The dots could be based on the computer, currently logged in user, and timestamp.
Then later, if any screenshot or screen photo is leaked, you can decode the dots to identify the source.
It's used in GPS transmissions to allow decoding signals considerably weaker than the background noise. Because the receiver is aware what the signal should look like, it can extract it despite all the noise by averaging across all the samples.
It does require perfect alignment though, which might be tricky considering camera lens warping, etc.
Before they even meet, Snowden asked Greenwald to set-up PGP/GPG so they can securely talk/he can tell them what he has, Greenwald didn't manage to do that/ignored this "anonymous person", Snowden found that Laura had a GPG key, and knew Greenwald, so he asked her to help him set that up. This all happened pre-Intercept, Greenwald was working for The Guardian at that time.

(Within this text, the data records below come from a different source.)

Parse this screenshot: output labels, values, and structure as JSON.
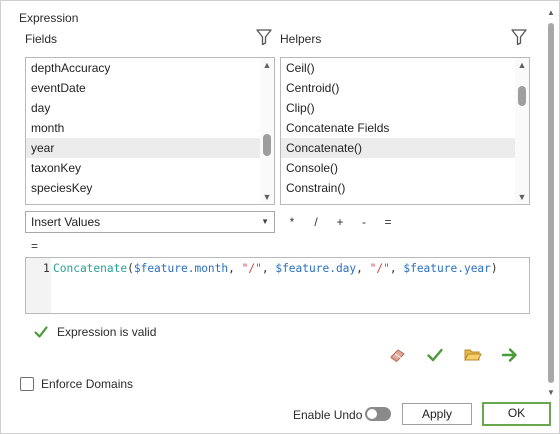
{
  "panel": {
    "title": "Expression"
  },
  "fields": {
    "label": "Fields",
    "filter_icon": "funnel-icon",
    "items": [
      "depthAccuracy",
      "eventDate",
      "day",
      "month",
      "year",
      "taxonKey",
      "speciesKey"
    ],
    "selected": "year"
  },
  "helpers": {
    "label": "Helpers",
    "filter_icon": "funnel-icon",
    "items": [
      "Ceil()",
      "Centroid()",
      "Clip()",
      "Concatenate Fields",
      "Concatenate()",
      "Console()",
      "Constrain()"
    ],
    "selected": "Concatenate()"
  },
  "insert": {
    "value": "Insert Values"
  },
  "operators": [
    "*",
    "/",
    "+",
    "-",
    "=",
    "="
  ],
  "editor": {
    "line_number": "1",
    "tokens": [
      {
        "t": "Concatenate",
        "c": "fn"
      },
      {
        "t": "(",
        "c": "punct"
      },
      {
        "t": "$feature.month",
        "c": "kw"
      },
      {
        "t": ", ",
        "c": "punct"
      },
      {
        "t": "\"/\"",
        "c": "str"
      },
      {
        "t": ", ",
        "c": "punct"
      },
      {
        "t": "$feature.day",
        "c": "kw"
      },
      {
        "t": ", ",
        "c": "punct"
      },
      {
        "t": "\"/\"",
        "c": "str"
      },
      {
        "t": ", ",
        "c": "punct"
      },
      {
        "t": "$feature.year",
        "c": "kw"
      },
      {
        "t": ")",
        "c": "punct"
      }
    ]
  },
  "validation": {
    "message": "Expression is valid",
    "icon": "check-icon",
    "color": "#4a9a3a"
  },
  "toolbar_icons": [
    "eraser-icon",
    "verify-check-icon",
    "open-folder-icon",
    "run-arrow-icon"
  ],
  "enforce_domains": {
    "label": "Enforce Domains",
    "checked": false
  },
  "footer": {
    "undo_label": "Enable Undo",
    "undo_enabled": false,
    "apply_label": "Apply",
    "ok_label": "OK"
  },
  "colors": {
    "ok_border": "#6aa84f",
    "selection": "#ececec",
    "function": "#2aa198",
    "keyword": "#2b6fc2",
    "string": "#d04545"
  }
}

Despite his technical ineptitude, Greenwald was the only journalist Snowden trusted with the info, he didn't go to NYTimes after the NYT delayed a story about surveillance during the Bush admin until after Bush's reelection, he was afraid the NYT would just go straight to the government before publication, asking "So is this story legit?"...
It was the Guardian who maintained opsec to stay in contact with Snowden, and even then it took plenty of handholding from Snowden himself.
Instead, it's more along the lines of "The Intercept should never be trusted, they need to shut down!" without any discussion of how or who or what to use to disseminate national security leaks going forward. Sounds an awful lot like cheap opportunism from people who didn't even like the Intercept to begin with.
2. There are people who'd like to see The Intercept shut down. Any excuse will serve a tyrant, as Aesop noted, some time ago. http://www.bartleby.com/17/1/2.html
3. My own view is very much "this was a massive fuck-up on the part of The Intercept, who have staff with opsec talent (Micah Lee) on board for specifically this purpose, and I hope to see a post-mortem on the situation, how the Intercept failed, and what it plans to change in future."
I'd pay close attention, for now, in #2, though.